▶ **WHAT YOU NEED TO DO**
Return, from the data below, each line that contains the word "unit".

▶ **DATASET CONTENT**
**********

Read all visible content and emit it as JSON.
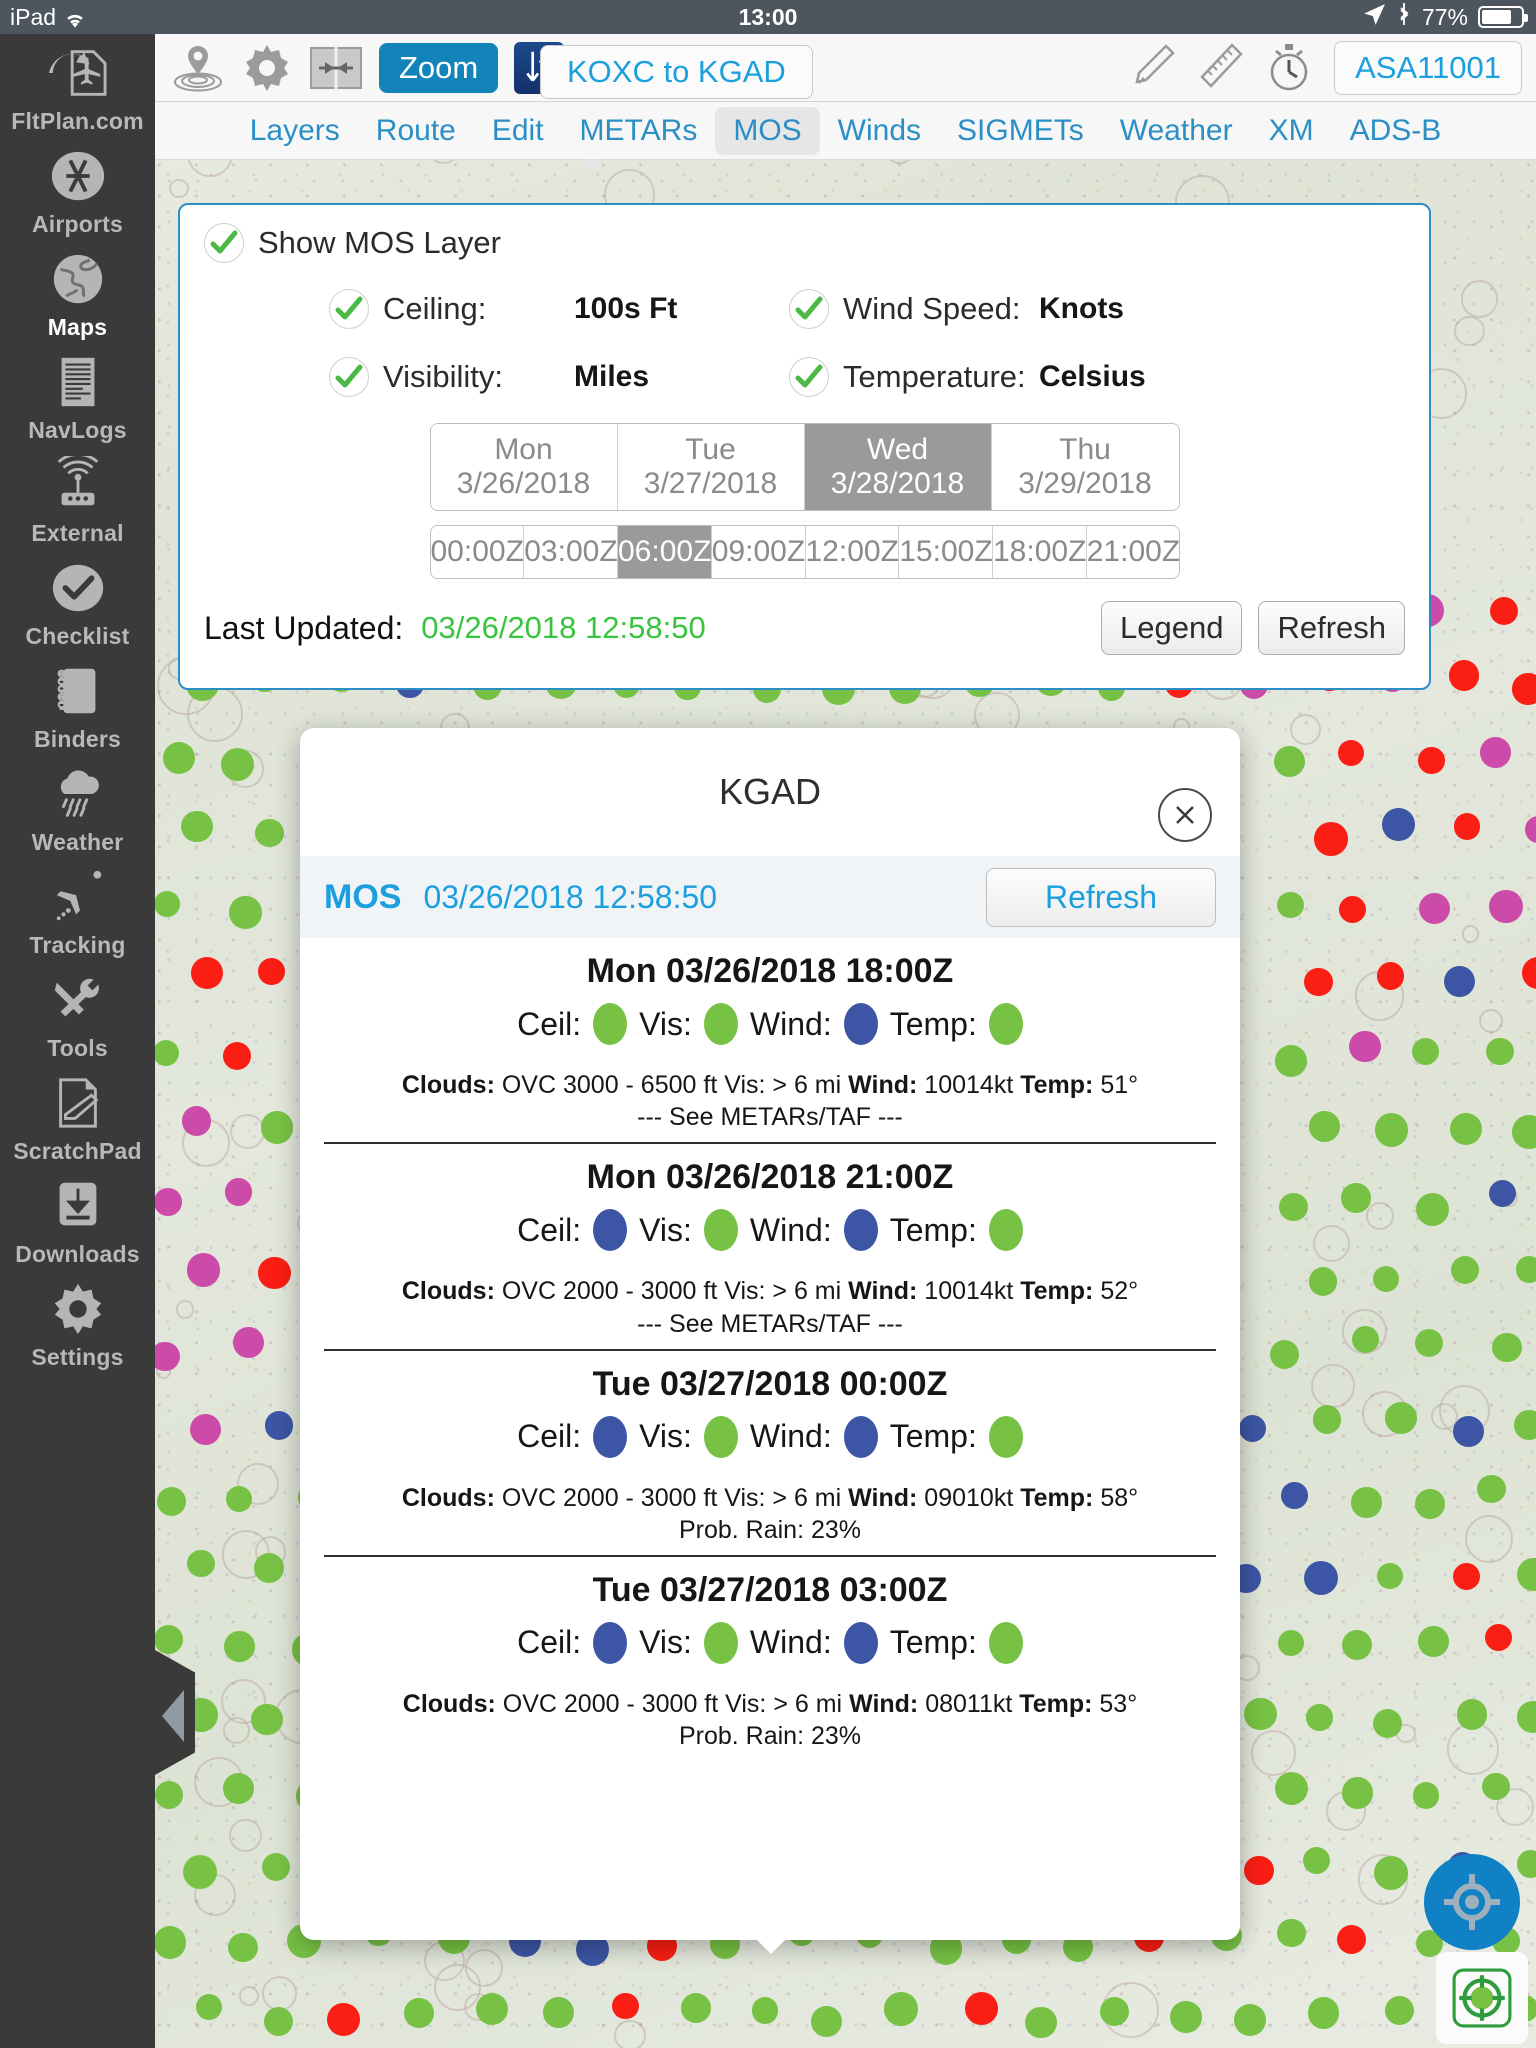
{
  "statusbar": {
    "device": "iPad",
    "wifi_icon": "wifi-icon",
    "time": "13:00",
    "location_icon": "location-arrow-icon",
    "bluetooth_icon": "bluetooth-icon",
    "battery_percent": "77%"
  },
  "sidebar": {
    "items": [
      {
        "label": "FltPlan.com",
        "icon": "fltplan-logo-icon",
        "active": false
      },
      {
        "label": "Airports",
        "icon": "airports-icon",
        "active": false
      },
      {
        "label": "Maps",
        "icon": "globe-icon",
        "active": true
      },
      {
        "label": "NavLogs",
        "icon": "document-lines-icon",
        "active": false
      },
      {
        "label": "External",
        "icon": "wireless-router-icon",
        "active": false
      },
      {
        "label": "Checklist",
        "icon": "checkmark-circle-icon",
        "active": false
      },
      {
        "label": "Binders",
        "icon": "notebook-icon",
        "active": false
      },
      {
        "label": "Weather",
        "icon": "rain-cloud-icon",
        "active": false
      },
      {
        "label": "Tracking",
        "icon": "airplane-track-icon",
        "active": false
      },
      {
        "label": "Tools",
        "icon": "wrench-screwdriver-icon",
        "active": false
      },
      {
        "label": "ScratchPad",
        "icon": "note-pencil-icon",
        "active": false
      },
      {
        "label": "Downloads",
        "icon": "download-arrow-icon",
        "active": false
      },
      {
        "label": "Settings",
        "icon": "gear-icon",
        "active": false
      }
    ]
  },
  "toolbar": {
    "location_icon": "location-pin-ripple-icon",
    "settings_icon": "gear-icon",
    "split_icon": "split-screen-icon",
    "zoom_label": "Zoom",
    "swap_icon": "swap-arrows-icon",
    "route_label": "KOXC to KGAD",
    "pencil_icon": "pencil-icon",
    "ruler_icon": "ruler-icon",
    "stopwatch_icon": "stopwatch-icon",
    "tail_number": "ASA11001"
  },
  "tabs": {
    "items": [
      {
        "label": "Layers",
        "active": false
      },
      {
        "label": "Route",
        "active": false
      },
      {
        "label": "Edit",
        "active": false
      },
      {
        "label": "METARs",
        "active": false
      },
      {
        "label": "MOS",
        "active": true
      },
      {
        "label": "Winds",
        "active": false
      },
      {
        "label": "SIGMETs",
        "active": false
      },
      {
        "label": "Weather",
        "active": false
      },
      {
        "label": "XM",
        "active": false
      },
      {
        "label": "ADS-B",
        "active": false
      }
    ]
  },
  "mos_panel": {
    "show_layer_label": "Show MOS Layer",
    "show_layer_checked": true,
    "options": [
      {
        "label": "Ceiling:",
        "unit": "100s Ft",
        "checked": true
      },
      {
        "label": "Wind Speed:",
        "unit": "Knots",
        "checked": true
      },
      {
        "label": "Visibility:",
        "unit": "Miles",
        "checked": true
      },
      {
        "label": "Temperature:",
        "unit": "Celsius",
        "checked": true
      }
    ],
    "days": [
      {
        "label": "Mon 3/26/2018",
        "selected": false
      },
      {
        "label": "Tue 3/27/2018",
        "selected": false
      },
      {
        "label": "Wed 3/28/2018",
        "selected": true
      },
      {
        "label": "Thu 3/29/2018",
        "selected": false
      }
    ],
    "times": [
      {
        "label": "00:00Z",
        "selected": false
      },
      {
        "label": "03:00Z",
        "selected": false
      },
      {
        "label": "06:00Z",
        "selected": true
      },
      {
        "label": "09:00Z",
        "selected": false
      },
      {
        "label": "12:00Z",
        "selected": false
      },
      {
        "label": "15:00Z",
        "selected": false
      },
      {
        "label": "18:00Z",
        "selected": false
      },
      {
        "label": "21:00Z",
        "selected": false
      }
    ],
    "last_updated_label": "Last Updated:",
    "last_updated_value": "03/26/2018 12:58:50",
    "legend_label": "Legend",
    "refresh_label": "Refresh"
  },
  "popup": {
    "title": "KGAD",
    "close_icon": "close-icon",
    "mos_tag": "MOS",
    "timestamp": "03/26/2018 12:58:50",
    "refresh_label": "Refresh",
    "labels": {
      "ceil": "Ceil:",
      "vis": "Vis:",
      "wind": "Wind:",
      "temp": "Temp:"
    },
    "forecasts": [
      {
        "time": "Mon 03/26/2018 18:00Z",
        "ceil_color": "#77c244",
        "vis_color": "#77c244",
        "wind_color": "#3c56a5",
        "temp_color": "#77c244",
        "clouds_label": "Clouds:",
        "clouds_value": "OVC 3000 - 6500 ft",
        "vis_label": "Vis:",
        "vis_value": "> 6 mi",
        "wind_label": "Wind:",
        "wind_value": "10014kt",
        "temp_label": "Temp:",
        "temp_value": "51°",
        "note": "--- See METARs/TAF ---"
      },
      {
        "time": "Mon 03/26/2018 21:00Z",
        "ceil_color": "#3c56a5",
        "vis_color": "#77c244",
        "wind_color": "#3c56a5",
        "temp_color": "#77c244",
        "clouds_label": "Clouds:",
        "clouds_value": "OVC 2000 - 3000 ft",
        "vis_label": "Vis:",
        "vis_value": "> 6 mi",
        "wind_label": "Wind:",
        "wind_value": "10014kt",
        "temp_label": "Temp:",
        "temp_value": "52°",
        "note": "--- See METARs/TAF ---"
      },
      {
        "time": "Tue 03/27/2018 00:00Z",
        "ceil_color": "#3c56a5",
        "vis_color": "#77c244",
        "wind_color": "#3c56a5",
        "temp_color": "#77c244",
        "clouds_label": "Clouds:",
        "clouds_value": "OVC 2000 - 3000 ft",
        "vis_label": "Vis:",
        "vis_value": "> 6 mi",
        "wind_label": "Wind:",
        "wind_value": "09010kt",
        "temp_label": "Temp:",
        "temp_value": "58°",
        "note": "Prob. Rain: 23%"
      },
      {
        "time": "Tue 03/27/2018 03:00Z",
        "ceil_color": "#3c56a5",
        "vis_color": "#77c244",
        "wind_color": "#3c56a5",
        "temp_color": "#77c244",
        "clouds_label": "Clouds:",
        "clouds_value": "OVC 2000 - 3000 ft",
        "vis_label": "Vis:",
        "vis_value": "> 6 mi",
        "wind_label": "Wind:",
        "wind_value": "08011kt",
        "temp_label": "Temp:",
        "temp_value": "53°",
        "note": "Prob. Rain: 23%"
      }
    ]
  },
  "map_controls": {
    "locate_icon": "crosshair-locate-icon",
    "center_icon": "crosshair-center-icon"
  },
  "colors": {
    "accent_blue": "#1ba0dd",
    "tab_blue": "#2b8fc6",
    "zoom_blue": "#1284b9",
    "green": "#39c43f",
    "mos_green": "#77c244",
    "mos_blue": "#3c56a5",
    "mos_red": "#fa1e14",
    "mos_magenta": "#cc4ba8",
    "status_bg": "#4d565f",
    "sidebar_bg": "#3a3a3a"
  }
}
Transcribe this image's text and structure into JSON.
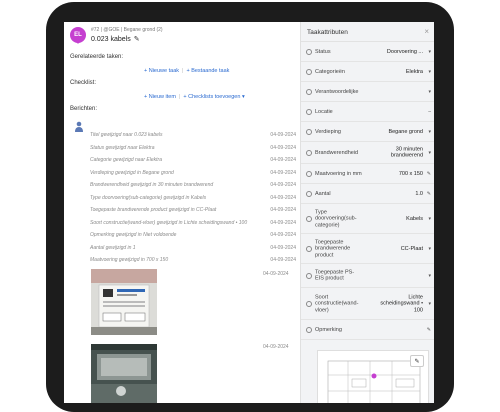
{
  "header": {
    "avatar": "EL",
    "subtitle": "#72 | @GOE | Begane grond (2)",
    "title": "0.023 kabels"
  },
  "sections": {
    "related_tasks": "Gerelateerde taken:",
    "checklist": "Checklist:",
    "messages": "Berichten:"
  },
  "actions": {
    "new_task": "+ Nieuwe taak",
    "existing_task": "+ Bestaande taak",
    "new_item": "+ Nieuw item",
    "add_checklists": "+ Checklists toevoegen ▾"
  },
  "messages": [
    {
      "text": "Titel gewijzigd naar 0.023 kabels",
      "date": "04-09-2024"
    },
    {
      "text": "Status gewijzigd naar Elektra",
      "date": "04-09-2024"
    },
    {
      "text": "Categorie gewijzigd naar Elektra",
      "date": "04-09-2024"
    },
    {
      "text": "Verdieping gewijzigd in Begane grond",
      "date": "04-09-2024"
    },
    {
      "text": "Brandwerendheid gewijzigd in 30 minuten brandwerend",
      "date": "04-09-2024"
    },
    {
      "text": "Type doorvoering(sub-categorie) gewijzigd in Kabels",
      "date": "04-09-2024"
    },
    {
      "text": "Toegepaste brandwerende product gewijzigd in CC-Plaat",
      "date": "04-09-2024"
    },
    {
      "text": "Soort constructie(wand-vloer) gewijzigd in Lichte scheidingswand • 100",
      "date": "04-09-2024"
    },
    {
      "text": "Opmerking gewijzigd in Niet voldoende",
      "date": "04-09-2024"
    },
    {
      "text": "Aantal gewijzigd in 1",
      "date": "04-09-2024"
    },
    {
      "text": "Maatvoering gewijzigd in 700 x 150",
      "date": "04-09-2024"
    }
  ],
  "photos": [
    {
      "date": "04-09-2024"
    },
    {
      "date": "04-09-2024"
    }
  ],
  "panel": {
    "title": "Taakattributen",
    "close": "×",
    "rows": [
      {
        "label": "Status",
        "value": "Doorvoering ...",
        "control": "▾"
      },
      {
        "label": "Categorieën",
        "value": "Elektra",
        "control": "▾"
      },
      {
        "label": "Verantwoordelijke",
        "value": "",
        "control": "▾"
      },
      {
        "label": "Locatie",
        "value": "",
        "control": "–"
      },
      {
        "label": "Verdieping",
        "value": "Begane grond",
        "control": "▾"
      },
      {
        "label": "Brandwerendheid",
        "value": "30 minuten brandwerend",
        "control": "▾"
      },
      {
        "label": "Maatvoering in mm",
        "value": "700 x 150",
        "control": "✎"
      },
      {
        "label": "Aantal",
        "value": "1.0",
        "control": "✎"
      },
      {
        "label": "Type doorvoering(sub-categorie)",
        "value": "Kabels",
        "control": "▾"
      },
      {
        "label": "Toegepaste brandwerende product",
        "value": "CC-Plaat",
        "control": "▾"
      },
      {
        "label": "Toegepaste PS-EIS product",
        "value": "",
        "control": "▾"
      },
      {
        "label": "Soort constructie(wand-vloer)",
        "value": "Lichte scheidingswand • 100",
        "control": "▾"
      },
      {
        "label": "Opmerking",
        "value": "",
        "control": "✎"
      }
    ]
  },
  "colors": {
    "accent": "#c53fd0",
    "link": "#2a6ad0",
    "panel_bg": "#f2f3f5"
  }
}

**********

▶ **TASK RESPONSE**
        "unit": "100s Ft",
        "unit": "Knots",
        "unit": "Miles",
        "unit": "Celsius",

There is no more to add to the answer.